#### [EXERCISE OBJECTIVE]
Your task is to find every line in the records that holds the string "label" and copy it.

#### [RECORDS]
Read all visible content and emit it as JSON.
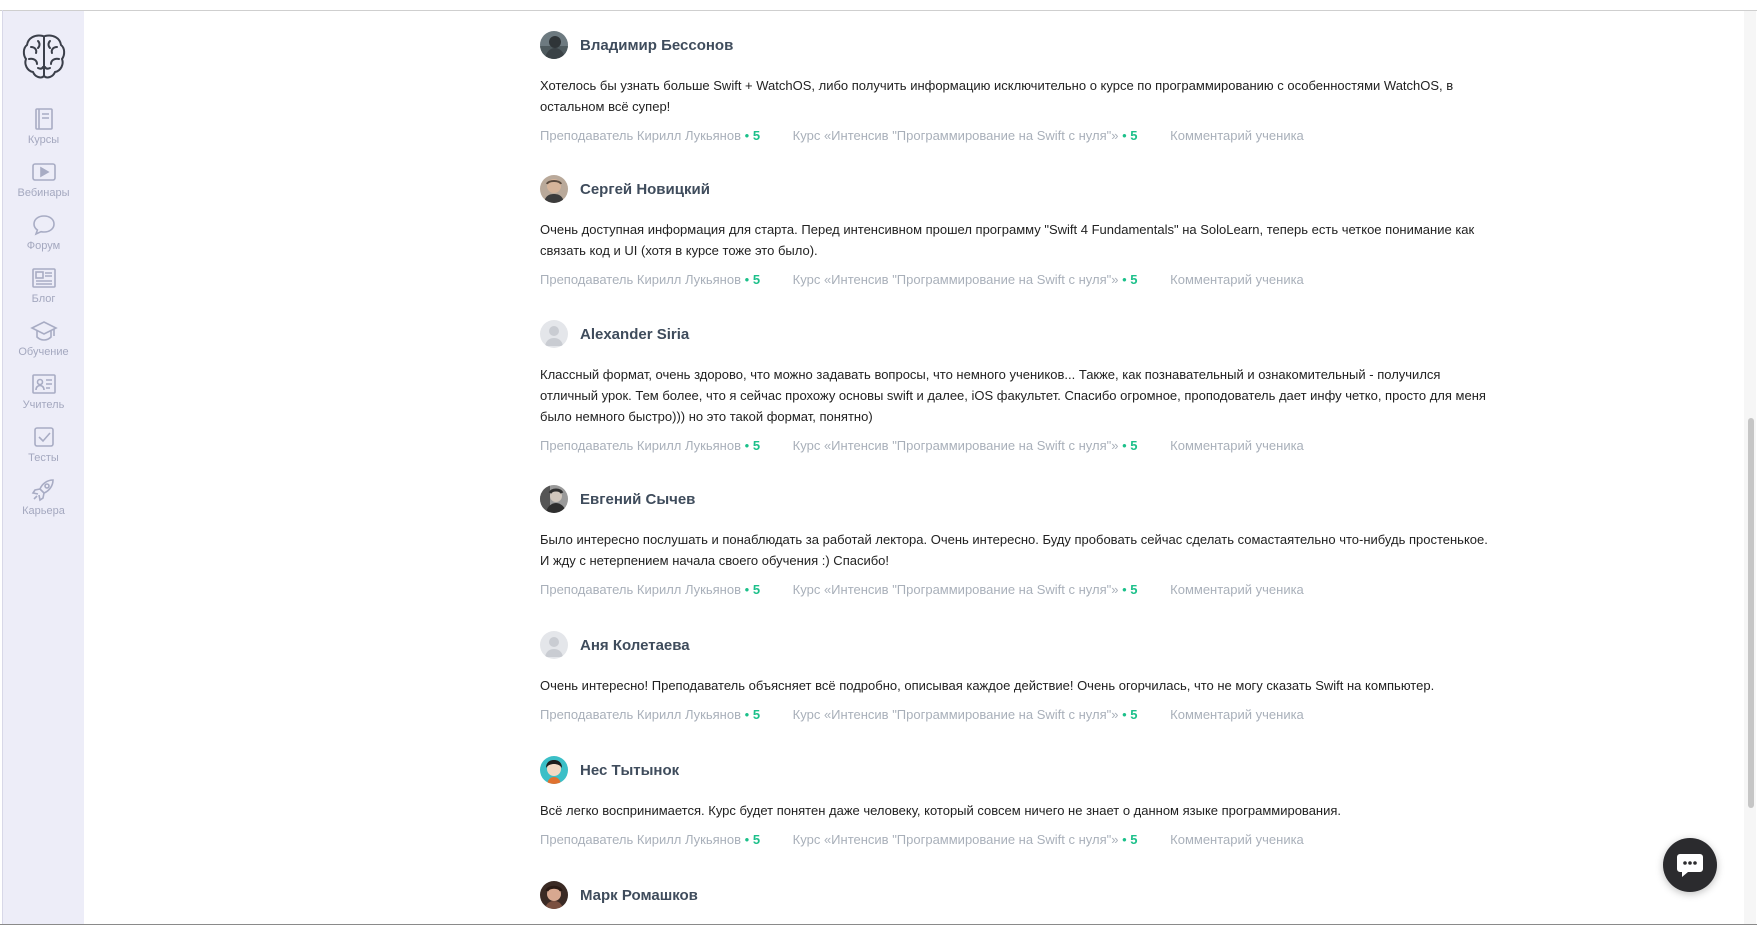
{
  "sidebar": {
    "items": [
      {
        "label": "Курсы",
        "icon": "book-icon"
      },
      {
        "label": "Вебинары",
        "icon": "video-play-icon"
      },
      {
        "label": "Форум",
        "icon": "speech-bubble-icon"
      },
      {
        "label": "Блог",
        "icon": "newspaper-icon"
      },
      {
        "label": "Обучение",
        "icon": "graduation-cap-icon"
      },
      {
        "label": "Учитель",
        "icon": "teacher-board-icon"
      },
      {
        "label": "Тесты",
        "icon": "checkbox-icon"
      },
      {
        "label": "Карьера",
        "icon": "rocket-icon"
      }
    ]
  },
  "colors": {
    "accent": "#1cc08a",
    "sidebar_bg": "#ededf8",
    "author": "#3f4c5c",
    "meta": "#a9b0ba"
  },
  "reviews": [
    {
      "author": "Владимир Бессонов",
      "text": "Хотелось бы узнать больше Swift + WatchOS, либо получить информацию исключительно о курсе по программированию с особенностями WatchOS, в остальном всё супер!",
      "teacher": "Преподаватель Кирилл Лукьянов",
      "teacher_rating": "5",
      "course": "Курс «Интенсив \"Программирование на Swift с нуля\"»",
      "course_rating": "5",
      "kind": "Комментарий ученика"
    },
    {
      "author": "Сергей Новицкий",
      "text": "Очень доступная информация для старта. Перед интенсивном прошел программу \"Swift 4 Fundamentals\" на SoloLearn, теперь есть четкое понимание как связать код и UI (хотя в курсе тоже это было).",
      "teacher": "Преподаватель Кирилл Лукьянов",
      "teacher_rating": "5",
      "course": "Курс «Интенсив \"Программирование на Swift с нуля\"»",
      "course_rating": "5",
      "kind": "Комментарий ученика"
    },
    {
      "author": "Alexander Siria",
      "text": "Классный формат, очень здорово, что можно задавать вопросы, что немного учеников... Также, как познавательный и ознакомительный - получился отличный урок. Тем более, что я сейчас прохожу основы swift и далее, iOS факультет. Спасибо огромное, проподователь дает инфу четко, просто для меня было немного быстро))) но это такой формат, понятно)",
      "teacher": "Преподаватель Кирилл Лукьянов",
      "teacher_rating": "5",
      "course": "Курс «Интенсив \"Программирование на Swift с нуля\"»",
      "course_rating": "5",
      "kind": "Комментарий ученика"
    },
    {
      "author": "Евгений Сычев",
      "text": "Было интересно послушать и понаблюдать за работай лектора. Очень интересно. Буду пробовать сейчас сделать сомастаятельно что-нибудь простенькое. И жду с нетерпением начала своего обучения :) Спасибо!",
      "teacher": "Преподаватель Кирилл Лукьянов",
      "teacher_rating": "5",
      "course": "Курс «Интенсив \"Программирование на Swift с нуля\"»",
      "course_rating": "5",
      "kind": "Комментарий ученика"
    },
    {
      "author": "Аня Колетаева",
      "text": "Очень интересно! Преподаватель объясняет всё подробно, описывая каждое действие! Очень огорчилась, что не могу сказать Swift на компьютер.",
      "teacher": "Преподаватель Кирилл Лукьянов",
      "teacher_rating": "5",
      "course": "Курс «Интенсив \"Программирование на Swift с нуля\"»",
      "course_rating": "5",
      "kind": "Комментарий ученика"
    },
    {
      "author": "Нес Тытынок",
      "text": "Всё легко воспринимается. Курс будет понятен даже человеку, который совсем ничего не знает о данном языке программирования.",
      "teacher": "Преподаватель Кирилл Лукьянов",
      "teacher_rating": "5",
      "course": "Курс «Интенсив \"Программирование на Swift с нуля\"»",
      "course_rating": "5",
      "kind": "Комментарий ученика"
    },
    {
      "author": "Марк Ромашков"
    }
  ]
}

#### [OUTPUT]
        "label": "Курсы",
        "label": "Вебинары",
        "label": "Форум",
        "label": "Блог",
        "label": "Обучение",
        "label": "Учитель",
        "label": "Тесты",
        "label": "Карьера",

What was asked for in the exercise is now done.